THE PROBLEM: In the records below, find each line containing the word "name" and copy it.
------------------------------------------------
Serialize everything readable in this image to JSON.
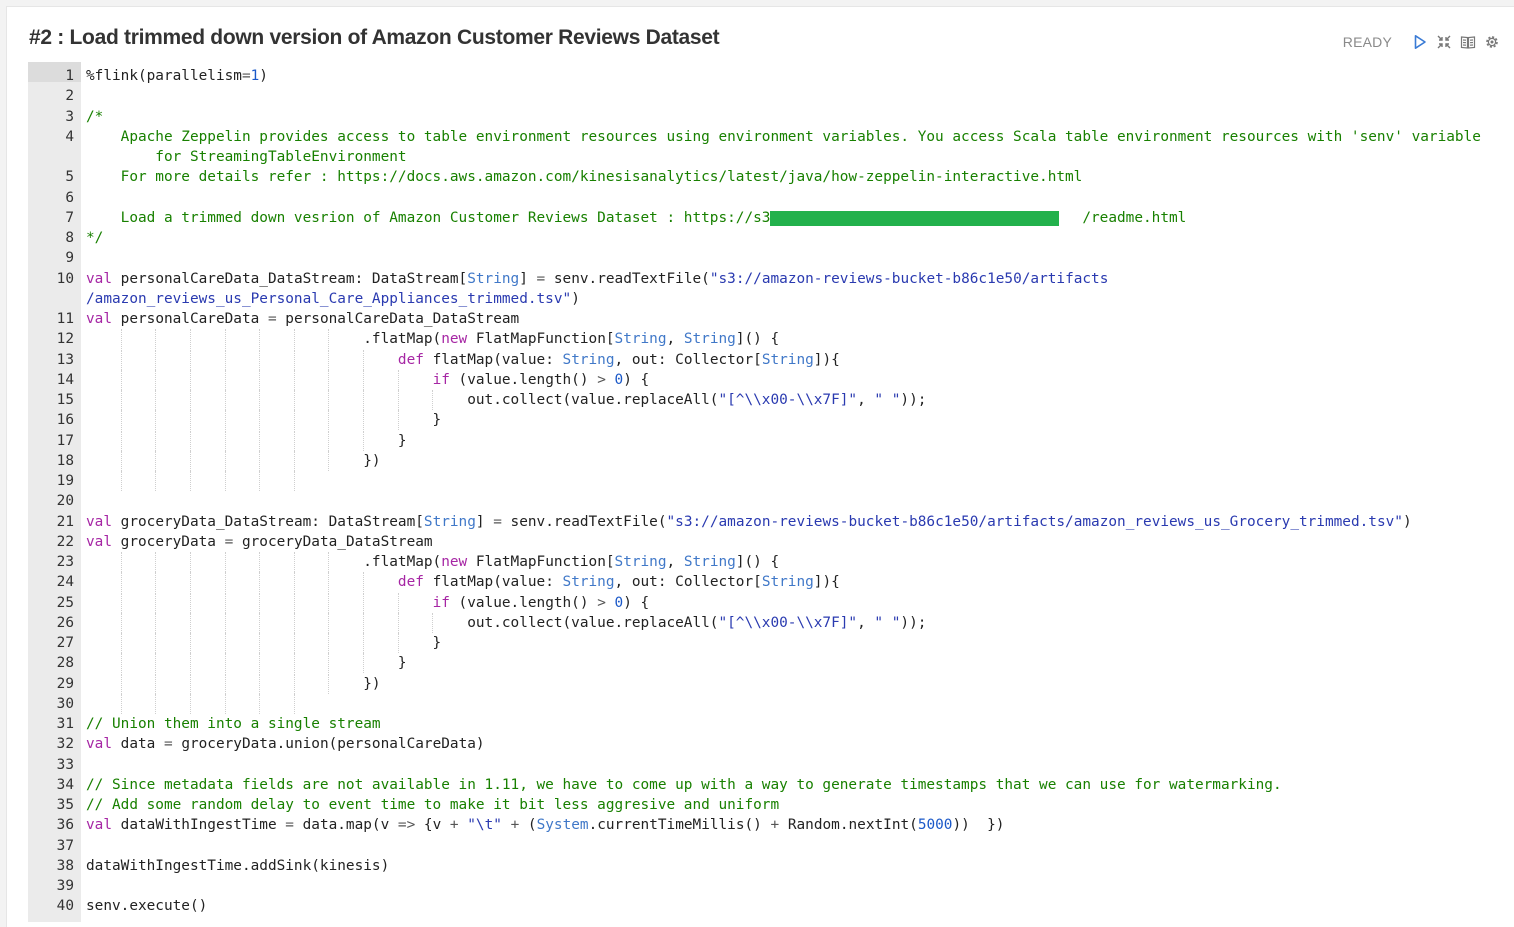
{
  "paragraph": {
    "title": "#2 : Load trimmed down version of Amazon Customer Reviews Dataset",
    "status": "READY",
    "controls": [
      {
        "name": "run-icon"
      },
      {
        "name": "collapse-icon"
      },
      {
        "name": "book-icon"
      },
      {
        "name": "gear-icon"
      }
    ]
  },
  "editor": {
    "lines": [
      {
        "n": "1",
        "parts": [
          [
            "plain",
            "%flink(parallelism"
          ],
          [
            "op",
            "="
          ],
          [
            "num",
            "1"
          ],
          [
            "plain",
            ")"
          ]
        ]
      },
      {
        "n": "2",
        "parts": []
      },
      {
        "n": "3",
        "parts": [
          [
            "cm",
            "/*"
          ]
        ]
      },
      {
        "n": "4",
        "parts": [
          [
            "cm",
            "    Apache Zeppelin provides access to table environment resources using environment variables. You access Scala table environment resources with 'senv' variable"
          ]
        ],
        "cont": [
          [
            "cm",
            "        for StreamingTableEnvironment"
          ]
        ]
      },
      {
        "n": "5",
        "parts": [
          [
            "cm",
            "    For more details refer : https://docs.aws.amazon.com/kinesisanalytics/latest/java/how-zeppelin-interactive.html"
          ]
        ]
      },
      {
        "n": "6",
        "parts": []
      },
      {
        "n": "7",
        "parts": [
          [
            "cm",
            "    Load a trimmed down vesrion of Amazon Customer Reviews Dataset : https://s3                                    /readme.html"
          ]
        ],
        "redacted": true
      },
      {
        "n": "8",
        "parts": [
          [
            "cm",
            "*/"
          ]
        ]
      },
      {
        "n": "9",
        "parts": []
      },
      {
        "n": "10",
        "parts": [
          [
            "kw",
            "val"
          ],
          [
            "plain",
            " personalCareData_DataStream: DataStream["
          ],
          [
            "ty",
            "String"
          ],
          [
            "plain",
            "] "
          ],
          [
            "op",
            "="
          ],
          [
            "plain",
            " senv.readTextFile("
          ],
          [
            "str",
            "\"s3://amazon-reviews-bucket-b86c1e50/artifacts"
          ]
        ],
        "cont": [
          [
            "str",
            "/amazon_reviews_us_Personal_Care_Appliances_trimmed.tsv\""
          ],
          [
            "plain",
            ")"
          ]
        ]
      },
      {
        "n": "11",
        "parts": [
          [
            "kw",
            "val"
          ],
          [
            "plain",
            " personalCareData "
          ],
          [
            "op",
            "="
          ],
          [
            "plain",
            " personalCareData_DataStream"
          ]
        ]
      },
      {
        "n": "12",
        "parts": [
          [
            "plain",
            "                                .flatMap("
          ],
          [
            "kw",
            "new"
          ],
          [
            "plain",
            " FlatMapFunction["
          ],
          [
            "ty",
            "String"
          ],
          [
            "plain",
            ", "
          ],
          [
            "ty",
            "String"
          ],
          [
            "plain",
            "]() {"
          ]
        ],
        "guides": 8
      },
      {
        "n": "13",
        "parts": [
          [
            "plain",
            "                                    "
          ],
          [
            "kw",
            "def"
          ],
          [
            "plain",
            " flatMap(value: "
          ],
          [
            "ty",
            "String"
          ],
          [
            "plain",
            ", out: Collector["
          ],
          [
            "ty",
            "String"
          ],
          [
            "plain",
            "]){"
          ]
        ],
        "guides": 9
      },
      {
        "n": "14",
        "parts": [
          [
            "plain",
            "                                        "
          ],
          [
            "kw",
            "if"
          ],
          [
            "plain",
            " (value.length() "
          ],
          [
            "op",
            ">"
          ],
          [
            "plain",
            " "
          ],
          [
            "num",
            "0"
          ],
          [
            "plain",
            ") {"
          ]
        ],
        "guides": 10
      },
      {
        "n": "15",
        "parts": [
          [
            "plain",
            "                                            out.collect(value.replaceAll("
          ],
          [
            "str",
            "\"[^\\\\x00-\\\\x7F]\""
          ],
          [
            "plain",
            ", "
          ],
          [
            "str",
            "\" \""
          ],
          [
            "plain",
            "));"
          ]
        ],
        "guides": 11
      },
      {
        "n": "16",
        "parts": [
          [
            "plain",
            "                                        }"
          ]
        ],
        "guides": 10
      },
      {
        "n": "17",
        "parts": [
          [
            "plain",
            "                                    }"
          ]
        ],
        "guides": 9
      },
      {
        "n": "18",
        "parts": [
          [
            "plain",
            "                                })"
          ]
        ],
        "guides": 8
      },
      {
        "n": "19",
        "parts": [],
        "guides": 7
      },
      {
        "n": "20",
        "parts": []
      },
      {
        "n": "21",
        "parts": [
          [
            "kw",
            "val"
          ],
          [
            "plain",
            " groceryData_DataStream: DataStream["
          ],
          [
            "ty",
            "String"
          ],
          [
            "plain",
            "] "
          ],
          [
            "op",
            "="
          ],
          [
            "plain",
            " senv.readTextFile("
          ],
          [
            "str",
            "\"s3://amazon-reviews-bucket-b86c1e50/artifacts/amazon_reviews_us_Grocery_trimmed.tsv\""
          ],
          [
            "plain",
            ")"
          ]
        ]
      },
      {
        "n": "22",
        "parts": [
          [
            "kw",
            "val"
          ],
          [
            "plain",
            " groceryData "
          ],
          [
            "op",
            "="
          ],
          [
            "plain",
            " groceryData_DataStream"
          ]
        ]
      },
      {
        "n": "23",
        "parts": [
          [
            "plain",
            "                                .flatMap("
          ],
          [
            "kw",
            "new"
          ],
          [
            "plain",
            " FlatMapFunction["
          ],
          [
            "ty",
            "String"
          ],
          [
            "plain",
            ", "
          ],
          [
            "ty",
            "String"
          ],
          [
            "plain",
            "]() {"
          ]
        ],
        "guides": 8
      },
      {
        "n": "24",
        "parts": [
          [
            "plain",
            "                                    "
          ],
          [
            "kw",
            "def"
          ],
          [
            "plain",
            " flatMap(value: "
          ],
          [
            "ty",
            "String"
          ],
          [
            "plain",
            ", out: Collector["
          ],
          [
            "ty",
            "String"
          ],
          [
            "plain",
            "]){"
          ]
        ],
        "guides": 9
      },
      {
        "n": "25",
        "parts": [
          [
            "plain",
            "                                        "
          ],
          [
            "kw",
            "if"
          ],
          [
            "plain",
            " (value.length() "
          ],
          [
            "op",
            ">"
          ],
          [
            "plain",
            " "
          ],
          [
            "num",
            "0"
          ],
          [
            "plain",
            ") {"
          ]
        ],
        "guides": 10
      },
      {
        "n": "26",
        "parts": [
          [
            "plain",
            "                                            out.collect(value.replaceAll("
          ],
          [
            "str",
            "\"[^\\\\x00-\\\\x7F]\""
          ],
          [
            "plain",
            ", "
          ],
          [
            "str",
            "\" \""
          ],
          [
            "plain",
            "));"
          ]
        ],
        "guides": 11
      },
      {
        "n": "27",
        "parts": [
          [
            "plain",
            "                                        }"
          ]
        ],
        "guides": 10
      },
      {
        "n": "28",
        "parts": [
          [
            "plain",
            "                                    }"
          ]
        ],
        "guides": 9
      },
      {
        "n": "29",
        "parts": [
          [
            "plain",
            "                                })"
          ]
        ],
        "guides": 8
      },
      {
        "n": "30",
        "parts": [],
        "guides": 7
      },
      {
        "n": "31",
        "parts": [
          [
            "cm",
            "// Union them into a single stream"
          ]
        ]
      },
      {
        "n": "32",
        "parts": [
          [
            "kw",
            "val"
          ],
          [
            "plain",
            " data "
          ],
          [
            "op",
            "="
          ],
          [
            "plain",
            " groceryData.union(personalCareData)"
          ]
        ]
      },
      {
        "n": "33",
        "parts": []
      },
      {
        "n": "34",
        "parts": [
          [
            "cm",
            "// Since metadata fields are not available in 1.11, we have to come up with a way to generate timestamps that we can use for watermarking."
          ]
        ]
      },
      {
        "n": "35",
        "parts": [
          [
            "cm",
            "// Add some random delay to event time to make it bit less aggresive and uniform"
          ]
        ]
      },
      {
        "n": "36",
        "parts": [
          [
            "kw",
            "val"
          ],
          [
            "plain",
            " dataWithIngestTime "
          ],
          [
            "op",
            "="
          ],
          [
            "plain",
            " data.map(v "
          ],
          [
            "op",
            "=>"
          ],
          [
            "plain",
            " {v "
          ],
          [
            "op",
            "+"
          ],
          [
            "plain",
            " "
          ],
          [
            "str",
            "\"\\t\""
          ],
          [
            "plain",
            " "
          ],
          [
            "op",
            "+"
          ],
          [
            "plain",
            " ("
          ],
          [
            "ty",
            "System"
          ],
          [
            "plain",
            ".currentTimeMillis() "
          ],
          [
            "op",
            "+"
          ],
          [
            "plain",
            " Random.nextInt("
          ],
          [
            "num",
            "5000"
          ],
          [
            "plain",
            "))  })"
          ]
        ]
      },
      {
        "n": "37",
        "parts": []
      },
      {
        "n": "38",
        "parts": [
          [
            "plain",
            "dataWithIngestTime.addSink(kinesis)"
          ]
        ]
      },
      {
        "n": "39",
        "parts": []
      },
      {
        "n": "40",
        "parts": [
          [
            "plain",
            "senv.execute()"
          ]
        ]
      }
    ]
  }
}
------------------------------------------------
TASK RESPONSE:
        "name": "run-icon"
        "name": "collapse-icon"
        "name": "book-icon"
        "name": "gear-icon"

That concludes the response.